Climate change could cost India 2.8 per cent of GDP, and depress living standards of nearly half of its population by 2050, as average annual temperatures are expected to rise by 1-2 per cent over three decades, a World Bank report said.
Climate change could cost India 2.8 per cent of GDP, and depress living standards of nearly half of its population by 2050, as average annual temperatures are expected to rise by 1-2 per cent over three decades, a World Bank report today said.
If no measures are taken, average temperatures in India are predicted to increase by 1.5-3 degrees, said the World Bank report titled ‘South Asia’s Hotspots: The Impact of Temperature and Precipitation Changes on Living Standards’.

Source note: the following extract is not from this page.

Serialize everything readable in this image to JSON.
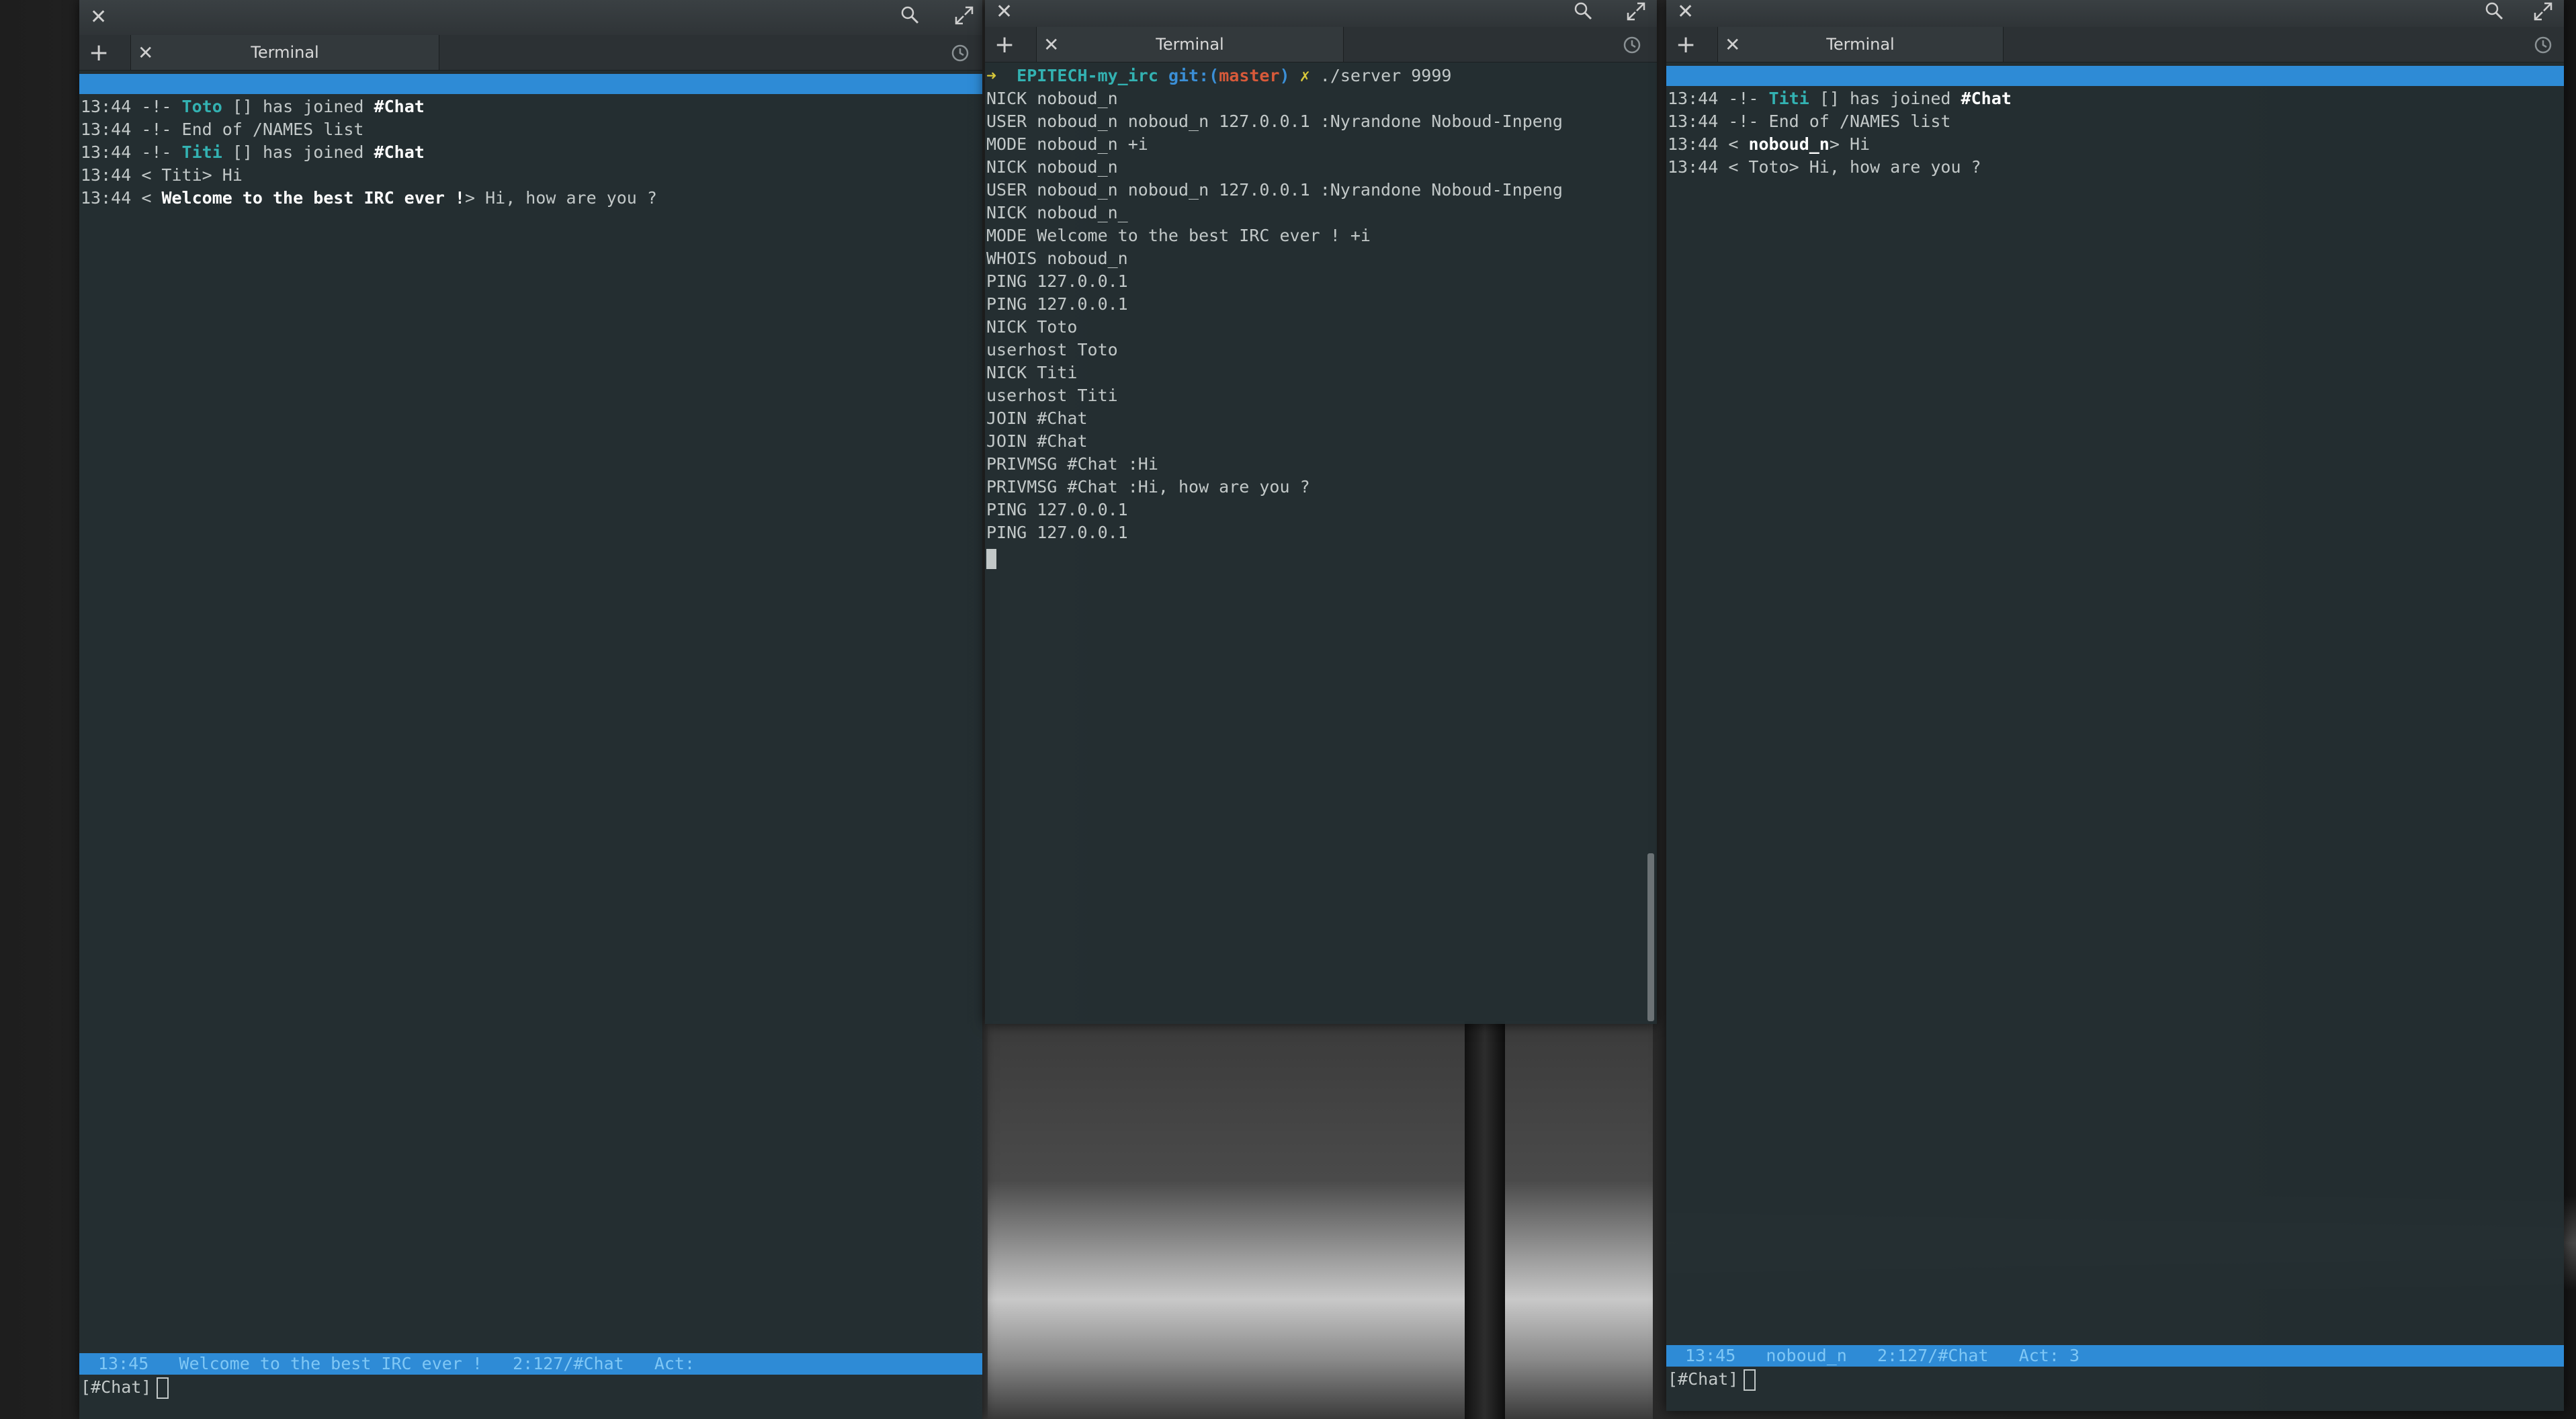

“Rising temperatures and changing monsoon rainfall patterns from climate change could cost India 2.8 per cent of GDP and depress the living standards of nearly half the country’s population by 2050,” the report said.

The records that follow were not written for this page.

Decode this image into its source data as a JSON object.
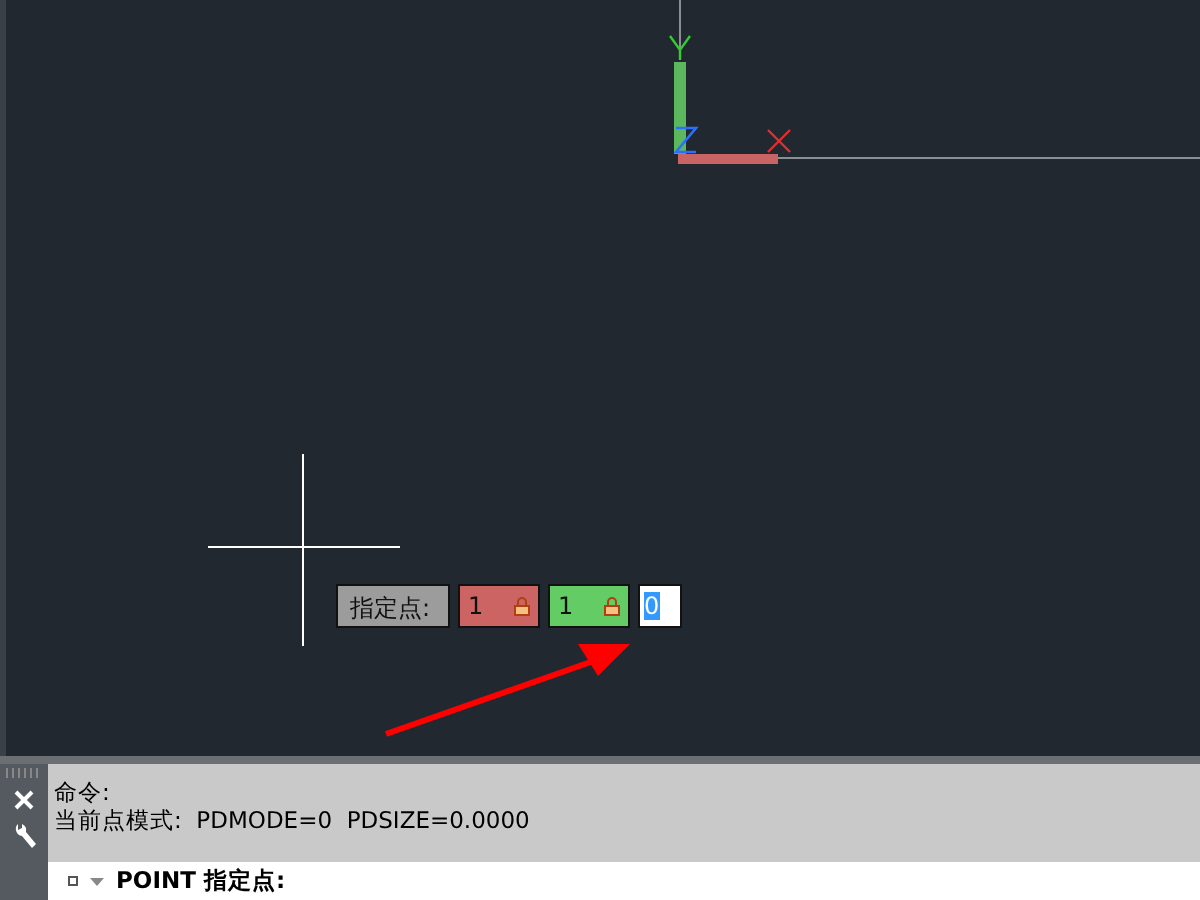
{
  "drawing_area": {
    "dynamic_input": {
      "prompt": "指定点:",
      "fields": [
        {
          "value": "1",
          "locked": true,
          "color": "#cd6464",
          "selected": false
        },
        {
          "value": "1",
          "locked": true,
          "color": "#64cc64",
          "selected": false
        },
        {
          "value": "0",
          "locked": false,
          "color": "#ffffff",
          "selected": true
        }
      ]
    }
  },
  "command_line": {
    "history": [
      "命令:",
      "当前点模式:  PDMODE=0  PDSIZE=0.0000"
    ],
    "command": "POINT",
    "prompt": "指定点:"
  }
}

Even if preventive measures are taken along the lines of those recommended by the Paris climate change agreement of 2015, India’s average annual temperatures are expected to rise by 1-2 degrees celsius by 2050, the report said.
According to it, almost half of South Asia’s population, including India, now lives in the “vulnerable areas” and will suffer from declining living standards that could be attributed to falling agricultural yields, lower labour productivity or related health impacts.
About 600 million people in India today live in locations that could either become moderate or severe hotspots of climate change by 2050 under a business-as-usual scenario.
States in the central, northern and north-western parts of India emerge as most vulnerable to changes in average temperature and precipitation.
By 2050, Chhattisgarh and Madhya Pradesh are predicted to be the top two climate hotspot states and are likely to experience a decline of more than 9 per cent in their living standards, followed by Rajasthan, Uttar Pradesh and Maharashtra, the report said.
Seven out of the top 10 most-affected hotspot districts will belong to the Vidarbha region of Maharashtra.
“These weather changes will result in lower per capita consumption levels that could further increase poverty and inequality in one of the poorest regions of the world, South Asia,” said Muthukumara Mani, Lead Economist World Bank while presenting the report here.
He said identifying hotspots will help policymakers in finding specific locations and household types where the resources are needed the most to address the rising risk to living standards.
The report provides options to prioritise investments and strategies to build local resilience to climate change.
To offset the negative economic impact in India, the report suggests enhancing educational attainment, reducing water stress, and improving job opportunities in the non-agricultural sectors.
It also predicts that a 30 per cent improvement on these measures could halt the decline in living standards by almost 1 per cent from 2.8 per cent to 1.9 per cent.